The reluctance of some of the key players in the music business to put their ears on the ground and be more observant is possibly one of the reasons why things went downhill for record labels. The fear of losing power to the artist and independent music publishers blinded the key players in the music business which led to slowing down the process of optimizing some of the then outdated practices. The first threat was the MP3-download era, which dominated the market for a number of years which then led to new ways of monetizing music during the commencement of the digital age. The MP3-download era gave rise to platforms like iTunes and the fact that most of the companies that took advantage of the business opportunities presented by the the download-era were technology further displayed the reluctance of the music business to innovate. It became increasingly clear that power was slowly slipping away from the record labels and it was given to tech companies that could solve problems which were limiting progression which was necessary and required by different markets. The supply chain of music was disrupted and this left music execs scratching their heads. Music execs now had to play catch up, but it was too late because after the download-era came the second threat, music streaming. The rise of music streaming platforms dealt another blow to the music industry. We are smack dab in the middle of the streaming era. Streaming has given more power to the artist and the fact that an artist does not need much nowadays to blow up is another blow for the music business model.

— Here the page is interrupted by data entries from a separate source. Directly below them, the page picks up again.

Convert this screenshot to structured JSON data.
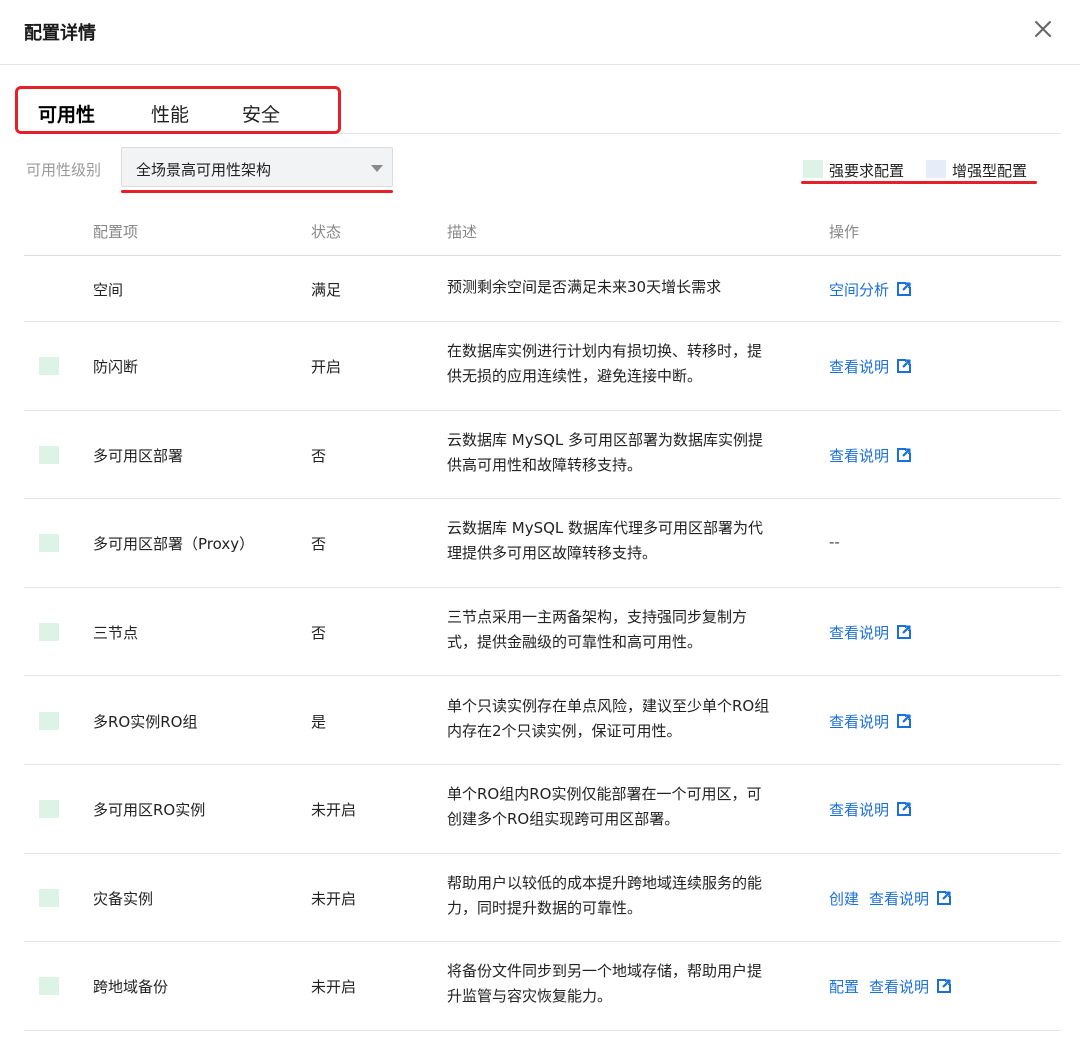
{
  "dialog": {
    "title": "配置详情"
  },
  "tabs": [
    {
      "label": "可用性",
      "active": true
    },
    {
      "label": "性能",
      "active": false
    },
    {
      "label": "安全",
      "active": false
    }
  ],
  "filter": {
    "label": "可用性级别",
    "selected": "全场景高可用性架构"
  },
  "legend": [
    {
      "label": "强要求配置",
      "color": "#dcf3e6"
    },
    {
      "label": "增强型配置",
      "color": "#e4edf8"
    }
  ],
  "table": {
    "headers": [
      "配置项",
      "状态",
      "描述",
      "操作"
    ],
    "rows": [
      {
        "name": "空间",
        "status": "满足",
        "desc": [
          "预测剩余空间是否满足未来30天增长需求"
        ],
        "actions": [
          "空间分析"
        ],
        "external": true,
        "swatch": ""
      },
      {
        "name": "防闪断",
        "status": "开启",
        "desc": [
          "在数据库实例进行计划内有损切换、转移时，提",
          "供无损的应用连续性，避免连接中断。"
        ],
        "actions": [
          "查看说明"
        ],
        "external": true,
        "swatch": "#dcf3e6"
      },
      {
        "name": "多可用区部署",
        "status": "否",
        "desc": [
          "云数据库 MySQL 多可用区部署为数据库实例提",
          "供高可用性和故障转移支持。"
        ],
        "actions": [
          "查看说明"
        ],
        "external": true,
        "swatch": "#dcf3e6"
      },
      {
        "name": "多可用区部署（Proxy）",
        "status": "否",
        "desc": [
          "云数据库 MySQL 数据库代理多可用区部署为代",
          "理提供多可用区故障转移支持。"
        ],
        "actions": [
          "--"
        ],
        "external": false,
        "swatch": "#dcf3e6"
      },
      {
        "name": "三节点",
        "status": "否",
        "desc": [
          "三节点采用一主两备架构，支持强同步复制方",
          "式，提供金融级的可靠性和高可用性。"
        ],
        "actions": [
          "查看说明"
        ],
        "external": true,
        "swatch": "#dcf3e6"
      },
      {
        "name": "多RO实例RO组",
        "status": "是",
        "desc": [
          "单个只读实例存在单点风险，建议至少单个RO组",
          "内存在2个只读实例，保证可用性。"
        ],
        "actions": [
          "查看说明"
        ],
        "external": true,
        "swatch": "#dcf3e6"
      },
      {
        "name": "多可用区RO实例",
        "status": "未开启",
        "desc": [
          "单个RO组内RO实例仅能部署在一个可用区，可",
          "创建多个RO组实现跨可用区部署。"
        ],
        "actions": [
          "查看说明"
        ],
        "external": true,
        "swatch": "#dcf3e6"
      },
      {
        "name": "灾备实例",
        "status": "未开启",
        "desc": [
          "帮助用户以较低的成本提升跨地域连续服务的能",
          "力，同时提升数据的可靠性。"
        ],
        "actions": [
          "创建",
          "查看说明"
        ],
        "external": true,
        "swatch": "#dcf3e6"
      },
      {
        "name": "跨地域备份",
        "status": "未开启",
        "desc": [
          "将备份文件同步到另一个地域存储，帮助用户提",
          "升监管与容灾恢复能力。"
        ],
        "actions": [
          "配置",
          "查看说明"
        ],
        "external": true,
        "swatch": "#dcf3e6"
      }
    ]
  },
  "colors": {
    "link": "#1a6fd8",
    "highlight": "#e5202a"
  },
  "icons": {
    "close": "close-icon",
    "external": "external-link-icon",
    "dropdown": "caret-down-icon"
  }
}
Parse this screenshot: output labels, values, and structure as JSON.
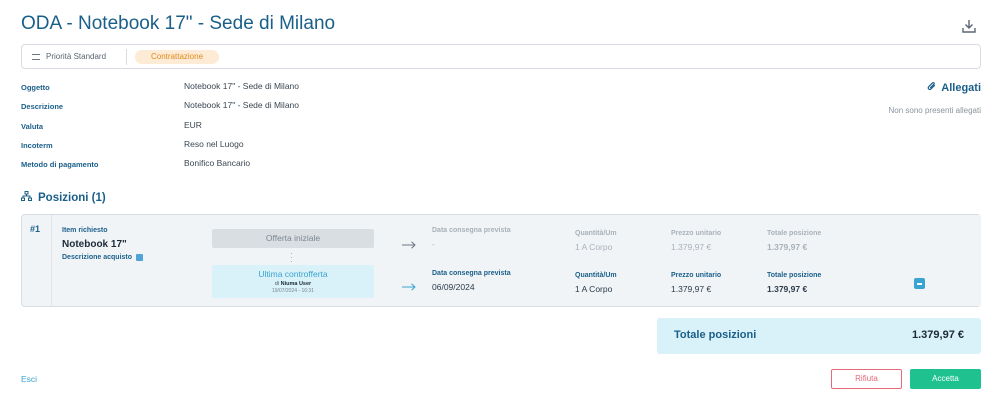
{
  "header": {
    "title": "ODA - Notebook 17\" - Sede di Milano"
  },
  "status_bar": {
    "priority_label": "Priorità Standard",
    "status_badge": "Contrattazione"
  },
  "details": [
    {
      "label": "Oggetto",
      "value": "Notebook 17\" - Sede di Milano"
    },
    {
      "label": "Descrizione",
      "value": "Notebook 17\" - Sede di Milano"
    },
    {
      "label": "Valuta",
      "value": "EUR"
    },
    {
      "label": "Incoterm",
      "value": "Reso nel Luogo"
    },
    {
      "label": "Metodo di pagamento",
      "value": "Bonifico Bancario"
    }
  ],
  "attachments": {
    "title": "Allegati",
    "empty_text": "Non sono presenti allegati"
  },
  "positions": {
    "title": "Posizioni (1)",
    "items": [
      {
        "index": "#1",
        "requested_label": "Item richiesto",
        "name": "Notebook 17\"",
        "description_label": "Descrizione acquisto",
        "initial_offer": {
          "label": "Offerta iniziale",
          "delivery_label": "Data consegna prevista",
          "delivery_value": "-",
          "qty_label": "Quantità/Um",
          "qty_value": "1 A Corpo",
          "unit_price_label": "Prezzo unitario",
          "unit_price_value": "1.379,97 €",
          "total_label": "Totale posizione",
          "total_value": "1.379,97 €"
        },
        "last_counteroffer": {
          "label": "Ultima controfferta",
          "by_prefix": "di",
          "by_user": "Niuma User",
          "datetime": "19/07/2024 - 16:31",
          "delivery_label": "Data consegna prevista",
          "delivery_value": "06/09/2024",
          "qty_label": "Quantità/Um",
          "qty_value": "1 A Corpo",
          "unit_price_label": "Prezzo unitario",
          "unit_price_value": "1.379,97 €",
          "total_label": "Totale posizione",
          "total_value": "1.379,97 €"
        }
      }
    ]
  },
  "totals": {
    "label": "Totale posizioni",
    "value": "1.379,97 €"
  },
  "footer": {
    "exit_label": "Esci",
    "reject_label": "Rifiuta",
    "accept_label": "Accetta"
  },
  "colors": {
    "accent": "#1a5f8a",
    "link": "#3ba3d0",
    "accept": "#1fc28f",
    "reject": "#e46a7a",
    "status_badge_bg": "#fdebd5",
    "status_badge_text": "#e08a1e"
  }
}
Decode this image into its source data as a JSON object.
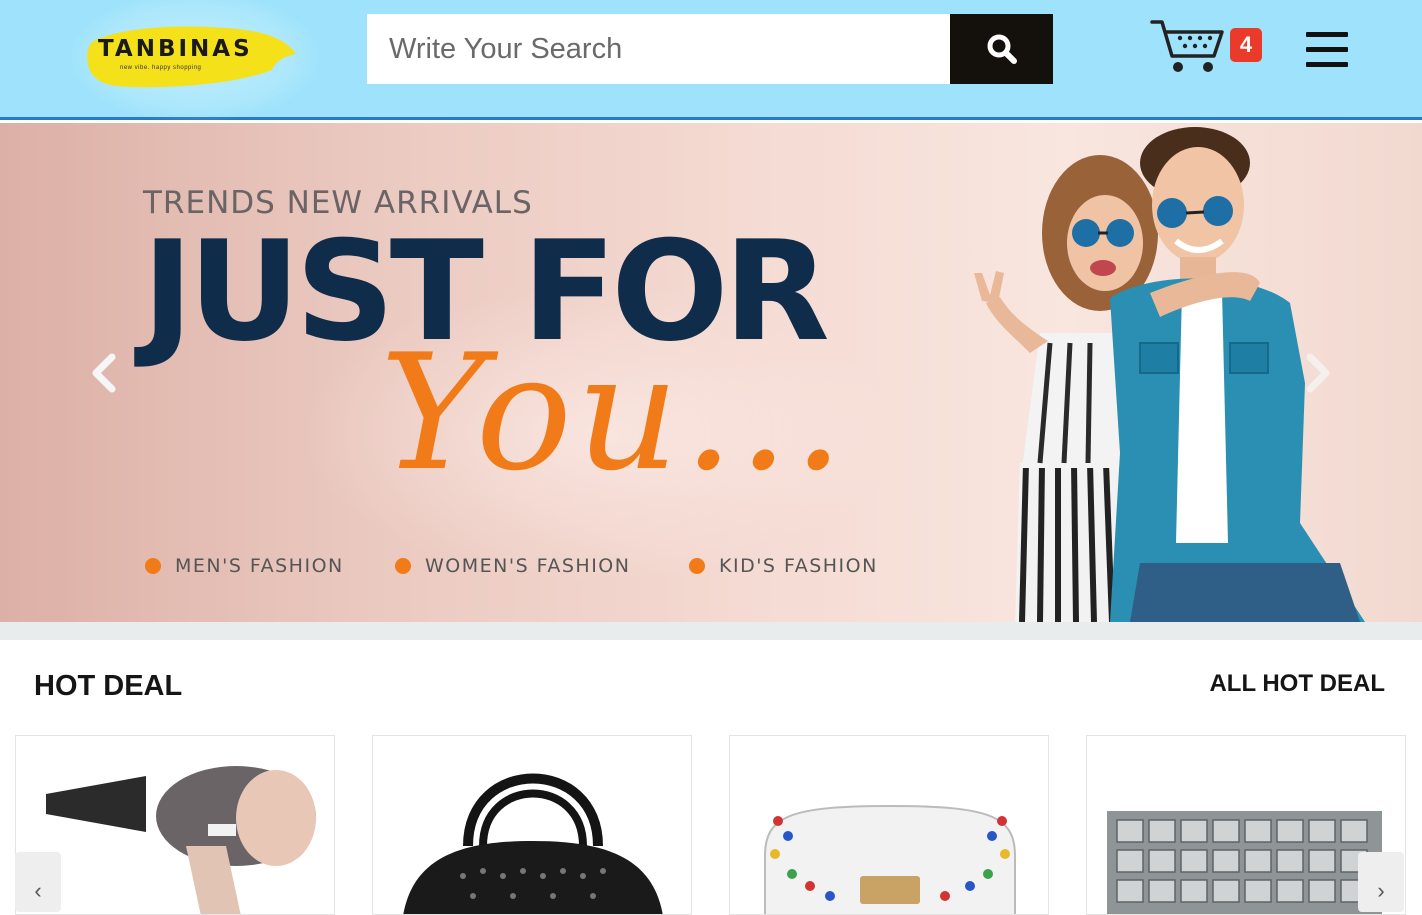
{
  "header": {
    "logo_text": "TANBINAS",
    "logo_tagline": "new vibe. happy shopping",
    "search": {
      "placeholder": "Write Your Search",
      "value": ""
    },
    "cart_count": "4",
    "accent_color": "#9ee3fb"
  },
  "banner": {
    "kicker": "TRENDS NEW ARRIVALS",
    "headline": "JUST FOR",
    "script": "You...",
    "categories": [
      "MEN'S FASHION",
      "WOMEN'S FASHION",
      "KID'S FASHION"
    ],
    "accent_color": "#f07b18",
    "headline_color": "#0f2d4b"
  },
  "hot_deal": {
    "title": "HOT DEAL",
    "all_link": "ALL HOT DEAL",
    "products": [
      {
        "name": "hair-dryer"
      },
      {
        "name": "black-handbag"
      },
      {
        "name": "white-studded-bag"
      },
      {
        "name": "silver-clutch"
      }
    ],
    "prev_glyph": "‹",
    "next_glyph": "›"
  }
}
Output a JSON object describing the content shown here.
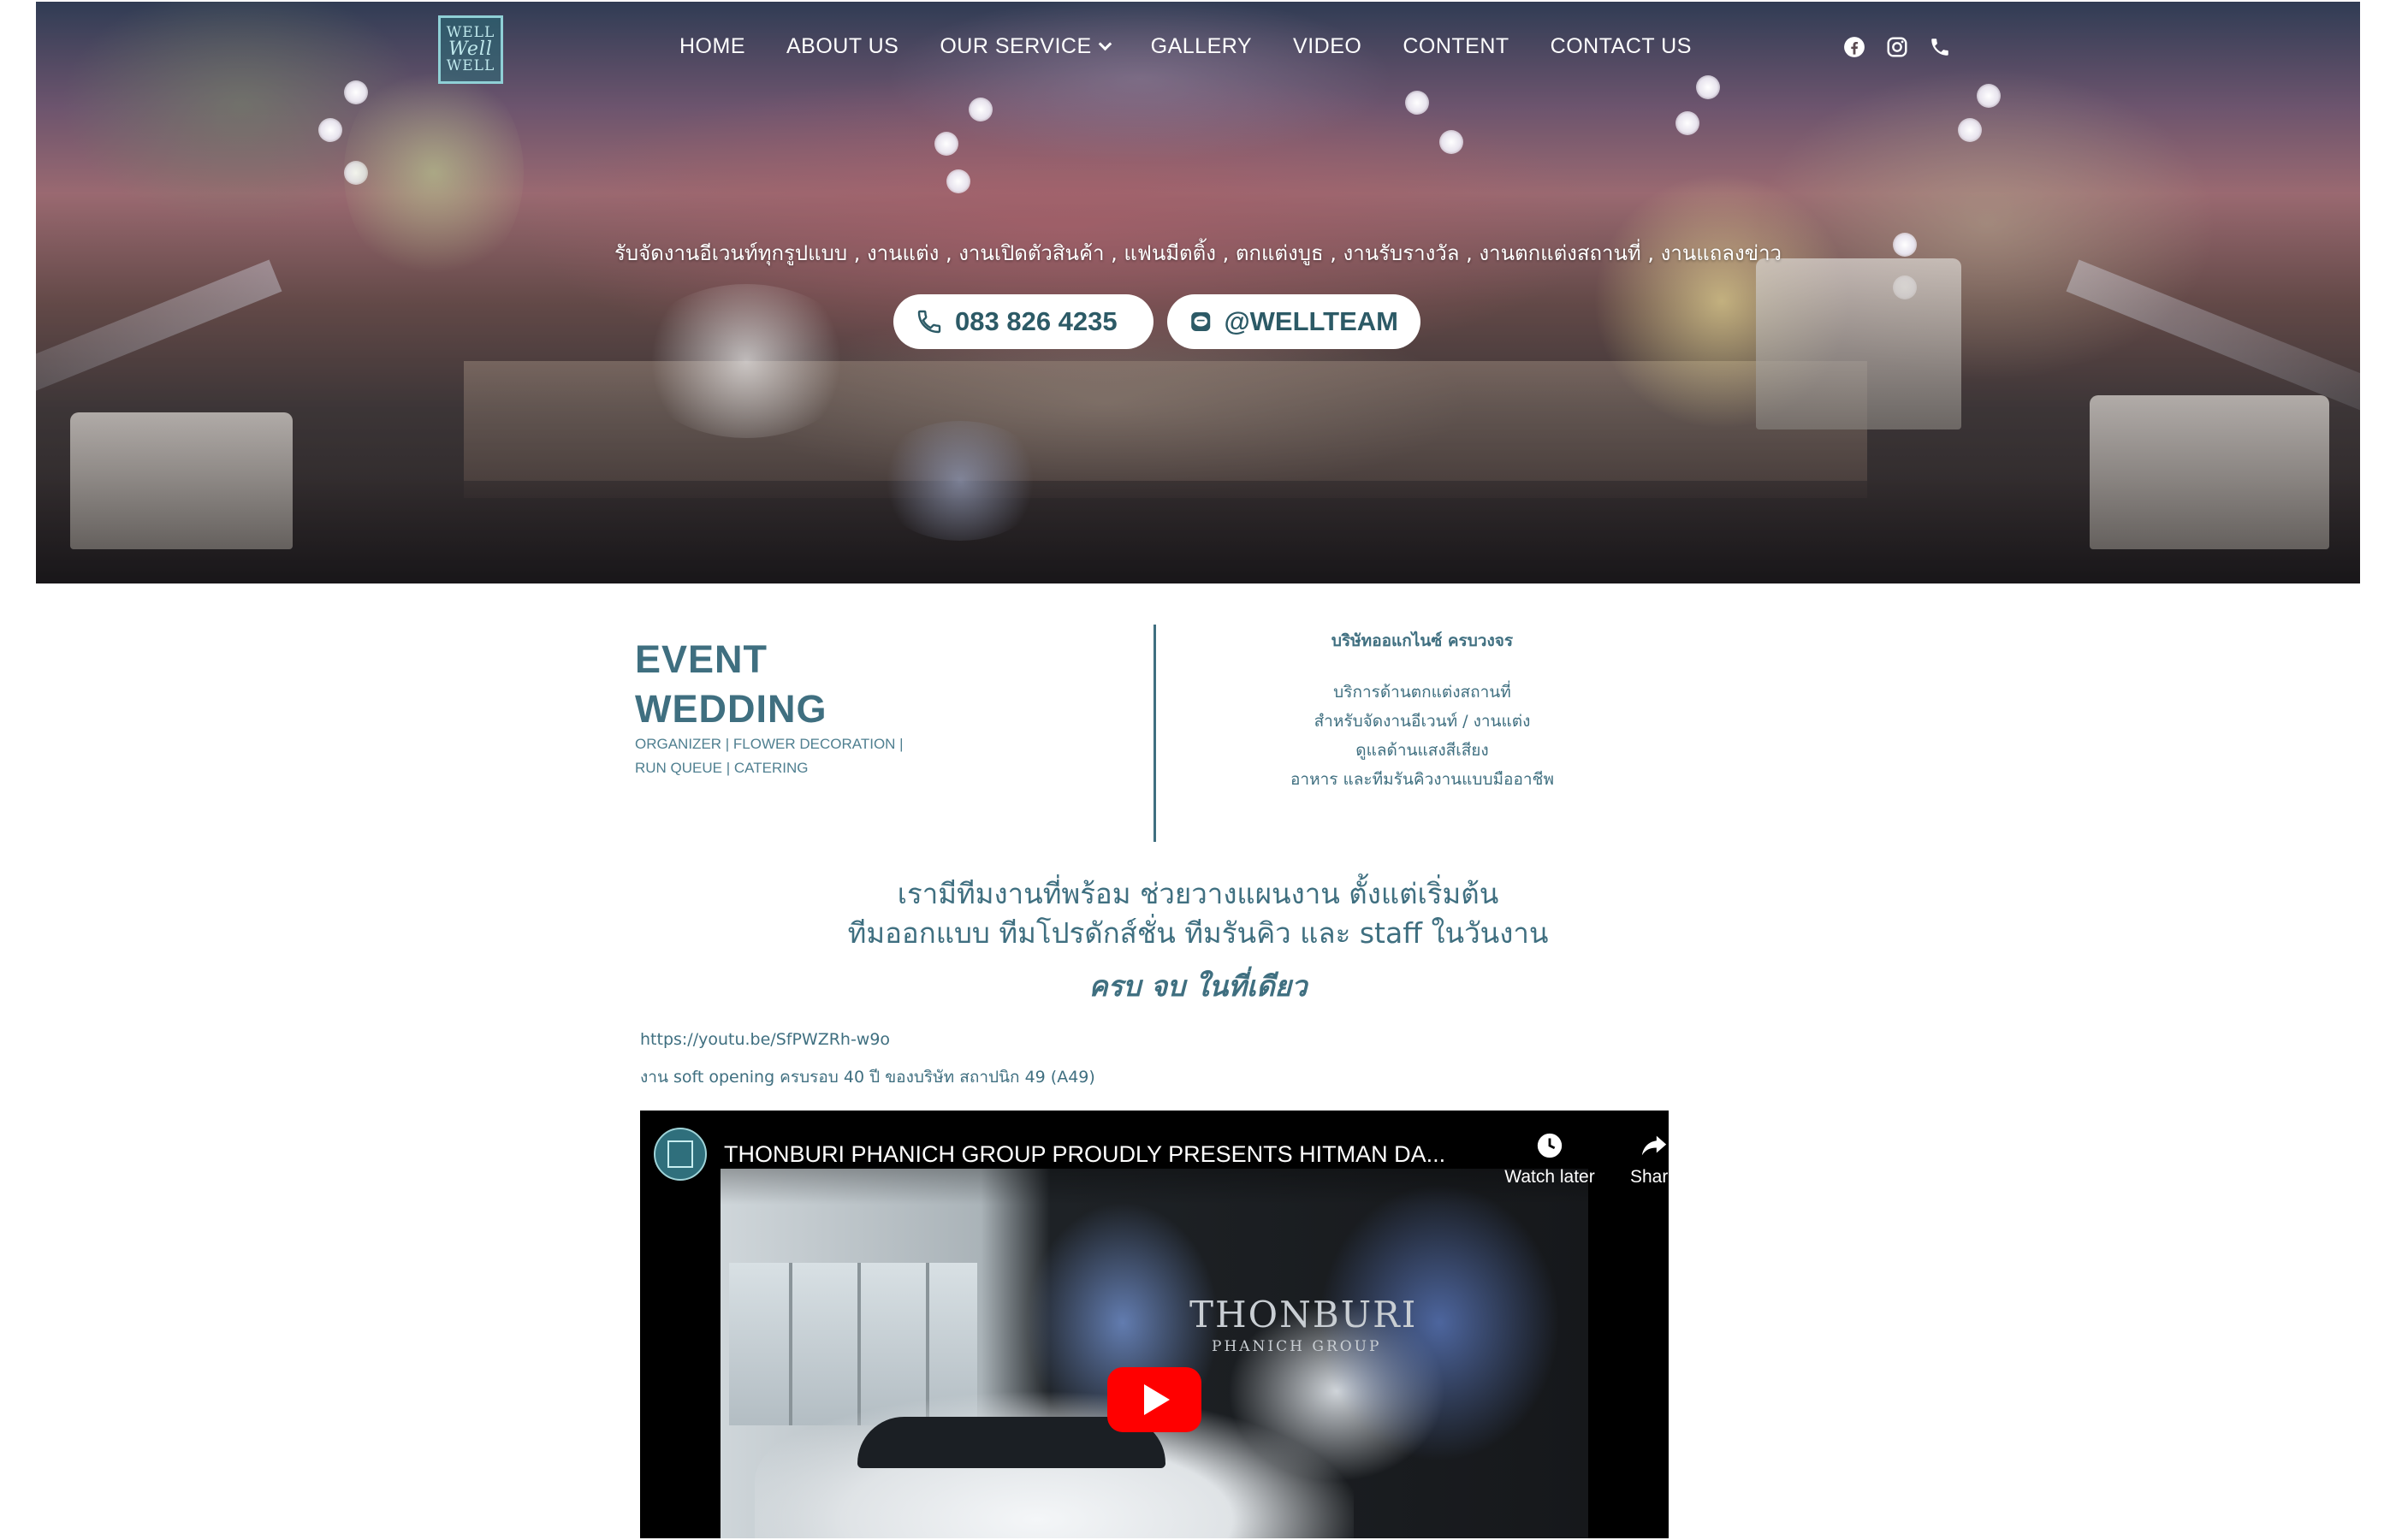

It may seem as if it is all doom and gloom for the music industry, but that is not the case as there is still some time to innovate. It is quite clear that the music industry has lost billions of dollars due to the pace at which things move within the digital age. But how does the record label adapt to all these changes?
As a starting point, record label owners, music execs and other key players need to outline and highlight all the bottlenecks that exist in some of their business processes. It is time to learn from other industries and it is time to assume a lean approach in how, for instance, record labels function. It’s all in the processes — the manner in which the processes are carried out.
Lean thinking is a methodology that is mostly used in the manufacturing sector, but the principles of lean thinking can be applied in different types of business. Lean thinking entails of new ways of organizing people and resources to lessen waste in time and resources. One of the main things that sit at the core of lean thinking is eliminating all types of waste. A smart record label, through its systems and processes, has the ability to predict and prepare for changes in the market. A lean record label has processes put in place to respond to market demands, changes in the market and opportunities in the market. Record label owners should ask themselves the following question: Why does my record label exist when artists can do what we profess we can do for them by leveraging the power of the internet?
A lean record label has a research and development department which will focus on finding out what is out there, which advancements can be taken advantage of and potential dangers that the record label may face in future. A lean record label does not only invest money on their artists but they also invest in educating the artists on their roster. The world yearns for a smarter, slightly more independent and versatile artist. The lean record label invests in and understands the importance of social media. The lean record label understands digital marketing. The lean record label knows how to foster relationships which internet tastemakers which are prominent on Soundcloud and Youtube. The lean record label uses and understands content marketing. The lean record label completely cuts out unnecessary expenses and invests more in all things digital.
The lean thinking record label owner is a reader that has his/her ear on the ground to hear what are the current advancements in technology are that may affect his/her business. A record label should be treated as a business and handled as such.
In the exciting times in the digital age, record labels need to have market adaptation strategies or else they may not exist in the future.